A decade or so ago, doctor/nurse books were one of the staples of category romance. Now such stories are much rarer. If you have a yen to revisit this particular relationship updated with lots of contemporary sexual tension and more, then pick up Dr. Irresistible.
Dr. Seth Mahoney is a brilliant neurosurgeon. He is blond, handsome and single. He has no trouble attracting women with one exception; he can’t get to first base with nurse Prudence Holloway. He asked her out about two minutes after being introduced, then about five minutes later and again and again and again. Perhaps one reason Prudence turned him down at first was that she was involved with someone else. But when that
someone ditched her upon discovering her accidental pregnancy and left her alone and pregnant and then a harried single mother, Prudence kept on saying no to Dr. Mahoney.
Then, one day Prudence runs into an old high school “friend” in the hospital. Said friend is just delighted to see Prudence again. Why Rachel Dubrowski Debbit can’t imagine how Prudence -- voted Most Irresponsible by her classmates -- ever managed to become a nurse. Rachel would have expected good old Prudence to find herself seduced and abandoned, a poor struggling single mother.
Overhearing Rachel’s snotty attack, Seth steps in and introduces himself as Rachel’s doctor husband and speaks fondly of their nine-month old son Tanner and their huge house in Cherry Hill and all of Prudence’s charitable activities. An astounded Rachel informs Prudence that she must bring her husband and son to the high school’s upcoming tenth reunion.
Prudence is actually touched by Seth’s unexpectedly coming to her rescue. She has every intention of telling Rachel the truth, but she just can’t bring herself to confess that Irresponsible Prudence has met all of her classmates low expectations. So she finally agrees with Seth’s plan that they attend the reunion together.
Of course, pretending to be husband and wife means that they have to really get to know something about each other. Prudence can no longer keep Seth at arms length. And Seth knows how to use those arms once he gets close enough.
Dr. Irresistible is full of Bevarly’s fast paced humor. She can be very funny and the repartee between Seth and Prudence often zings. But Bevarly also creates two interesting and complex characters with real fears and problems rooted in their pasts.
Seth represents what is becoming the prototypical contemporary romance hero: a man who just loves the heroine’s child and who will clearly be a marvelous father. As I have said before, the ubiquitousness of such a hero suggests something very profound about the hopes and fears of American women as the 21st century begins.
I must admit that Bevarly’s hospital setting is not very clearly developed. The reader can scarcely tell that the hero is a doctor and the heroine is a nurse.
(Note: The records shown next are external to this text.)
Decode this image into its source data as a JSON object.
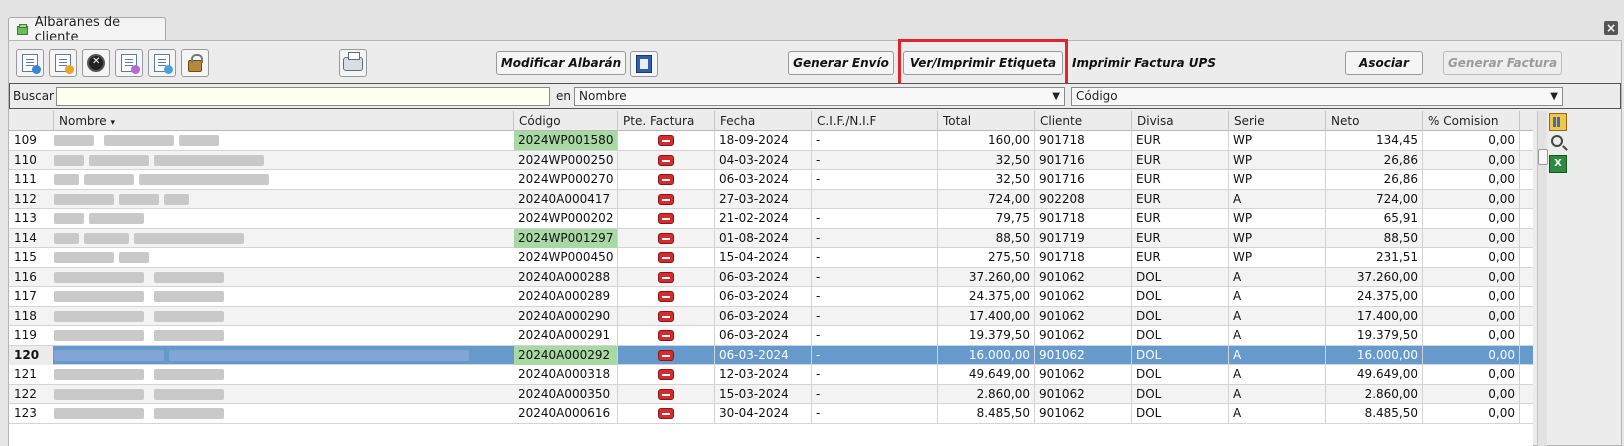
{
  "tab": {
    "title": "Albaranes de cliente"
  },
  "toolbar": {
    "icons": [
      "new-document-icon",
      "edit-document-icon",
      "cancel-circle-icon",
      "copy-document-icon",
      "export-document-icon",
      "lock-icon",
      "printer-icon",
      "book-icon"
    ],
    "modificar_label": "Modificar Albarán",
    "generar_envio_label": "Generar Envío",
    "ver_imprimir_label": "Ver/Imprimir Etiqueta",
    "imprimir_factura_label": "Imprimir Factura UPS",
    "asociar_label": "Asociar",
    "generar_factura_label": "Generar Factura"
  },
  "search": {
    "label": "Buscar",
    "value": "",
    "en_label": "en",
    "field_select": "Nombre",
    "order_select": "Código"
  },
  "table": {
    "columns": [
      "Nombre",
      "Código",
      "Pte. Factura",
      "Fecha",
      "C.I.F./N.I.F",
      "Total",
      "Cliente",
      "Divisa",
      "Serie",
      "Neto",
      "% Comision"
    ],
    "rows": [
      {
        "n": "109",
        "codigo": "2024WP001580",
        "fecha": "18-09-2024",
        "cif": "-",
        "total": "160,00",
        "cliente": "901718",
        "divisa": "EUR",
        "serie": "WP",
        "neto": "134,45",
        "comision": "0,00"
      },
      {
        "n": "110",
        "codigo": "2024WP000250",
        "fecha": "04-03-2024",
        "cif": "-",
        "total": "32,50",
        "cliente": "901716",
        "divisa": "EUR",
        "serie": "WP",
        "neto": "26,86",
        "comision": "0,00"
      },
      {
        "n": "111",
        "codigo": "2024WP000270",
        "fecha": "06-03-2024",
        "cif": "-",
        "total": "32,50",
        "cliente": "901716",
        "divisa": "EUR",
        "serie": "WP",
        "neto": "26,86",
        "comision": "0,00"
      },
      {
        "n": "112",
        "codigo": "20240A000417",
        "fecha": "27-03-2024",
        "cif": "",
        "total": "724,00",
        "cliente": "902208",
        "divisa": "EUR",
        "serie": "A",
        "neto": "724,00",
        "comision": "0,00"
      },
      {
        "n": "113",
        "codigo": "2024WP000202",
        "fecha": "21-02-2024",
        "cif": "-",
        "total": "79,75",
        "cliente": "901718",
        "divisa": "EUR",
        "serie": "WP",
        "neto": "65,91",
        "comision": "0,00"
      },
      {
        "n": "114",
        "codigo": "2024WP001297",
        "fecha": "01-08-2024",
        "cif": "-",
        "total": "88,50",
        "cliente": "901719",
        "divisa": "EUR",
        "serie": "WP",
        "neto": "88,50",
        "comision": "0,00"
      },
      {
        "n": "115",
        "codigo": "2024WP000450",
        "fecha": "15-04-2024",
        "cif": "-",
        "total": "275,50",
        "cliente": "901718",
        "divisa": "EUR",
        "serie": "WP",
        "neto": "231,51",
        "comision": "0,00"
      },
      {
        "n": "116",
        "codigo": "20240A000288",
        "fecha": "06-03-2024",
        "cif": "-",
        "total": "37.260,00",
        "cliente": "901062",
        "divisa": "DOL",
        "serie": "A",
        "neto": "37.260,00",
        "comision": "0,00"
      },
      {
        "n": "117",
        "codigo": "20240A000289",
        "fecha": "06-03-2024",
        "cif": "-",
        "total": "24.375,00",
        "cliente": "901062",
        "divisa": "DOL",
        "serie": "A",
        "neto": "24.375,00",
        "comision": "0,00"
      },
      {
        "n": "118",
        "codigo": "20240A000290",
        "fecha": "06-03-2024",
        "cif": "-",
        "total": "17.400,00",
        "cliente": "901062",
        "divisa": "DOL",
        "serie": "A",
        "neto": "17.400,00",
        "comision": "0,00"
      },
      {
        "n": "119",
        "codigo": "20240A000291",
        "fecha": "06-03-2024",
        "cif": "-",
        "total": "19.379,50",
        "cliente": "901062",
        "divisa": "DOL",
        "serie": "A",
        "neto": "19.379,50",
        "comision": "0,00"
      },
      {
        "n": "120",
        "codigo": "20240A000292",
        "fecha": "06-03-2024",
        "cif": "-",
        "total": "16.000,00",
        "cliente": "901062",
        "divisa": "DOL",
        "serie": "A",
        "neto": "16.000,00",
        "comision": "0,00"
      },
      {
        "n": "121",
        "codigo": "20240A000318",
        "fecha": "12-03-2024",
        "cif": "-",
        "total": "49.649,00",
        "cliente": "901062",
        "divisa": "DOL",
        "serie": "A",
        "neto": "49.649,00",
        "comision": "0,00"
      },
      {
        "n": "122",
        "codigo": "20240A000350",
        "fecha": "15-03-2024",
        "cif": "-",
        "total": "2.860,00",
        "cliente": "901062",
        "divisa": "DOL",
        "serie": "A",
        "neto": "2.860,00",
        "comision": "0,00"
      },
      {
        "n": "123",
        "codigo": "20240A000616",
        "fecha": "30-04-2024",
        "cif": "-",
        "total": "8.485,50",
        "cliente": "901062",
        "divisa": "DOL",
        "serie": "A",
        "neto": "8.485,50",
        "comision": "0,00"
      }
    ],
    "selected_row": "120",
    "green_codes": [
      "2024WP001580",
      "2024WP001297",
      "20240A000292"
    ]
  },
  "colors": {
    "selection": "#6699cc",
    "highlight_border": "#e0262d",
    "green_cell": "#a8d8a3",
    "pending_badge": "#d42c2c"
  },
  "side_icons": [
    "columns-config-icon",
    "search-icon",
    "excel-export-icon"
  ]
}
Seth seems to have a lot more free time and a lot fewer demands than most surgeons I know. In fact, Dr.
Irresistible is basically a two character story, with baby Tanner and nasty Rachel playing at most cameo roles. Still, I found Dr. Irresistible a fast-moving, enjoyable story.